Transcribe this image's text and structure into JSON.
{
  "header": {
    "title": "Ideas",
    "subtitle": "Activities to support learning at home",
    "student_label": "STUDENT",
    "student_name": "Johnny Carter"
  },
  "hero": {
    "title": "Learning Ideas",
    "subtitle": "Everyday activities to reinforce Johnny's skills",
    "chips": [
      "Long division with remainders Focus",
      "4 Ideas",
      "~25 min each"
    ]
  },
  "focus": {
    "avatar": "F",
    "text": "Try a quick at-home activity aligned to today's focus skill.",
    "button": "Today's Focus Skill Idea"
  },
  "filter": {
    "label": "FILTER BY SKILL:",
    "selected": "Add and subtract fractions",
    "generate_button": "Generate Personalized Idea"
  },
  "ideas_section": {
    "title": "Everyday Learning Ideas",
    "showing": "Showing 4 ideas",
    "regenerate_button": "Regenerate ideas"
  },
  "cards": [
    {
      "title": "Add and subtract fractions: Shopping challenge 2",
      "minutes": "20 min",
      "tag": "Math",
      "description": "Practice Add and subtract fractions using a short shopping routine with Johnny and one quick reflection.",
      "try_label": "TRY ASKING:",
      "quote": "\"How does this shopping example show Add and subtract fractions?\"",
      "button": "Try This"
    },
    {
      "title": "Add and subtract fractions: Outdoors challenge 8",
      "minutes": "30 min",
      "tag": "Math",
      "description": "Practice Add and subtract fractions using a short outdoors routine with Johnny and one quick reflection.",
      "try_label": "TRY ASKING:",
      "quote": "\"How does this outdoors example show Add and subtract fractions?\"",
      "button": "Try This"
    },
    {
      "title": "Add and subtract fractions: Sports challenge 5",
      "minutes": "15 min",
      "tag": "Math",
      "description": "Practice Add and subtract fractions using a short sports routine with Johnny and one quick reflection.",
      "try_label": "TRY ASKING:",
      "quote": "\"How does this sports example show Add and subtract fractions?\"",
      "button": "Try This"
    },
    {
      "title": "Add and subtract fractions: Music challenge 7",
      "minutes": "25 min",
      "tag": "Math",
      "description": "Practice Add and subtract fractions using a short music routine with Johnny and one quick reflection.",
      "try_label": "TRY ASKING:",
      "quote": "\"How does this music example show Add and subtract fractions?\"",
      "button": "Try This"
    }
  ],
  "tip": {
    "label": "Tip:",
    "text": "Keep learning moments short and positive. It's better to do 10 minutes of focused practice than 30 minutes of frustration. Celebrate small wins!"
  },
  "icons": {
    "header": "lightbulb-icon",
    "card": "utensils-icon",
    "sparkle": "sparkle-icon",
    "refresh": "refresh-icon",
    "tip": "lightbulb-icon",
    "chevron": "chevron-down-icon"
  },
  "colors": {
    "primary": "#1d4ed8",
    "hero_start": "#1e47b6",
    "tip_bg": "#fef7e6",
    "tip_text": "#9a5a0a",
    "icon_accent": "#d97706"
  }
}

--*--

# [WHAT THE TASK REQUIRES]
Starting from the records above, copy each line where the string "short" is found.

# [ANSWER TO THE PROBLEM]
      "description": "Practice Add and subtract fractions using a short shopping routine with Johnny and one quick reflection.",
      "description": "Practice Add and subtract fractions using a short outdoors routine with Johnny and one quick reflection.",
      "description": "Practice Add and subtract fractions using a short sports routine with Johnny and one quick reflection.",
      "description": "Practice Add and subtract fractions using a short music routine with Johnny and one quick reflection.",
    "text": "Keep learning moments short and positive. It's better to do 10 minutes of focused practice than 30 minutes of frustration. Celebrate small wins!"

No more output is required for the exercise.